◆ PROBLEM
If a line of the data contains the word "thoseveganncowboys", it is counted; report how many such lines there are and nothing else.

======== ENTRIES SUPPLIED

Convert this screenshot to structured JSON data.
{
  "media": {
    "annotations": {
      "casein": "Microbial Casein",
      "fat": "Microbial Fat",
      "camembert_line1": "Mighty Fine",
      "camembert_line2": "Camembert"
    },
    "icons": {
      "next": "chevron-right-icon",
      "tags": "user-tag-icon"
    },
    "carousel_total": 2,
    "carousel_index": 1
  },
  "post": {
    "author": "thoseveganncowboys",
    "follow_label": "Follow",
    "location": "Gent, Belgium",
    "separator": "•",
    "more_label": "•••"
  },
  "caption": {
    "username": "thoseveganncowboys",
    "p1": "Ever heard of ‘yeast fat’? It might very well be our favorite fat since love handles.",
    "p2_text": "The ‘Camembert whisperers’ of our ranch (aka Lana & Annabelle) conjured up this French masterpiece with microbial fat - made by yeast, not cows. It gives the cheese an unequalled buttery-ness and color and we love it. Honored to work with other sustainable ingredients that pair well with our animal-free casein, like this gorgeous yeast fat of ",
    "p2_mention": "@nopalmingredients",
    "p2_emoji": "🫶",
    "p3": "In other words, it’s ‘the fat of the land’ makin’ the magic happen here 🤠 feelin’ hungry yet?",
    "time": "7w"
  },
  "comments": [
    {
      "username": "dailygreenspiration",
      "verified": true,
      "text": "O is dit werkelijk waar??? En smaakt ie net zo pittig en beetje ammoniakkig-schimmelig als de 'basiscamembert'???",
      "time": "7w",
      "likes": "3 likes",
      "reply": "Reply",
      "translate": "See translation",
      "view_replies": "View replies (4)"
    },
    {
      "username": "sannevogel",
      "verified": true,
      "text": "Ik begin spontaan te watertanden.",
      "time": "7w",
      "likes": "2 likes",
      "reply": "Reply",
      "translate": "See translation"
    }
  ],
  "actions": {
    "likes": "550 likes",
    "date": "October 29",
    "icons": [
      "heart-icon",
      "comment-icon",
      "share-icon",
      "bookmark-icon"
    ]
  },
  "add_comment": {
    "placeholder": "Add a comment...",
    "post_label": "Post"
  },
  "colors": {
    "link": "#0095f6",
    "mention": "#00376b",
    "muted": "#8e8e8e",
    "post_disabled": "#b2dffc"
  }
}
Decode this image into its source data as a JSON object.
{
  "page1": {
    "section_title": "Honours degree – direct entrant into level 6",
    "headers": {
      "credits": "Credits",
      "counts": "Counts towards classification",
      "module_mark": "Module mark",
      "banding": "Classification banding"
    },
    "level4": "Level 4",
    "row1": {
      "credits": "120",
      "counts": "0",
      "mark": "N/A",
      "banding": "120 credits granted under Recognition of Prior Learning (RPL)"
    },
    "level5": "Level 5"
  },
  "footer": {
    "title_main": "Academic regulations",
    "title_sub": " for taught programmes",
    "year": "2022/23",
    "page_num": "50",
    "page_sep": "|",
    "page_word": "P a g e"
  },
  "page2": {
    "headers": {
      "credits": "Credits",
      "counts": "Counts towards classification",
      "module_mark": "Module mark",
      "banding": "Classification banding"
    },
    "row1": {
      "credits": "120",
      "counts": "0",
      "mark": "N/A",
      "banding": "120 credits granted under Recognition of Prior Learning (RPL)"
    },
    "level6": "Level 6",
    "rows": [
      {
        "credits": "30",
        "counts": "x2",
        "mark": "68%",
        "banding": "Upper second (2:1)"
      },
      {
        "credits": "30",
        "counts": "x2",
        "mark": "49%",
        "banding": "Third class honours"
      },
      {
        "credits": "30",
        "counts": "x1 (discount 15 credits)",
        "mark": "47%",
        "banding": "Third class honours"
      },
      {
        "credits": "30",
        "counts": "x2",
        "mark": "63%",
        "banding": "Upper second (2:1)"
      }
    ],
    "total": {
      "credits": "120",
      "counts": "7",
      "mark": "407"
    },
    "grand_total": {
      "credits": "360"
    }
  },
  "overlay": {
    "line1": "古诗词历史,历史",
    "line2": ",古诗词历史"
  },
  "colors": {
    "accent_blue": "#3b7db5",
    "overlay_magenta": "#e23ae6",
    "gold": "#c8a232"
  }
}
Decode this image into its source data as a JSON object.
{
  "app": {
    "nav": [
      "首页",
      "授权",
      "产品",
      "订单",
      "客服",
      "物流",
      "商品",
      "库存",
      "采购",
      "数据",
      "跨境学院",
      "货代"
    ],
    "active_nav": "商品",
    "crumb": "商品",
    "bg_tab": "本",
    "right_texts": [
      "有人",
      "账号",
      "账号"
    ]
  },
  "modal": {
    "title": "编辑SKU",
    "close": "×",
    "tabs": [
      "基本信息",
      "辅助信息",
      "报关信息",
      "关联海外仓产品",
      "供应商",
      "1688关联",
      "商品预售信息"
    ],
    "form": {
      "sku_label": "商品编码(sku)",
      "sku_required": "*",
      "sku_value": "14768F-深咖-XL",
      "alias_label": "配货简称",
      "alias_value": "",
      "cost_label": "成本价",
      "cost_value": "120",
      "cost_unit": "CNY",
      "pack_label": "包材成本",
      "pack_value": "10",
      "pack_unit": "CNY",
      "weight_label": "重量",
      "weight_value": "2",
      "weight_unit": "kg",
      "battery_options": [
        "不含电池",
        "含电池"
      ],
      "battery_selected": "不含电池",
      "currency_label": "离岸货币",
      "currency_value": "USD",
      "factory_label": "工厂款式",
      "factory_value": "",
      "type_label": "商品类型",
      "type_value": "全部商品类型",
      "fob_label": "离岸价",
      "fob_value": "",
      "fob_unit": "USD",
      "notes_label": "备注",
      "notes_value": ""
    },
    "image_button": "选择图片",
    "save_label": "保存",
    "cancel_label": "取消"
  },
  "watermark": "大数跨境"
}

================

◆ EXERCISE RESPONSE
2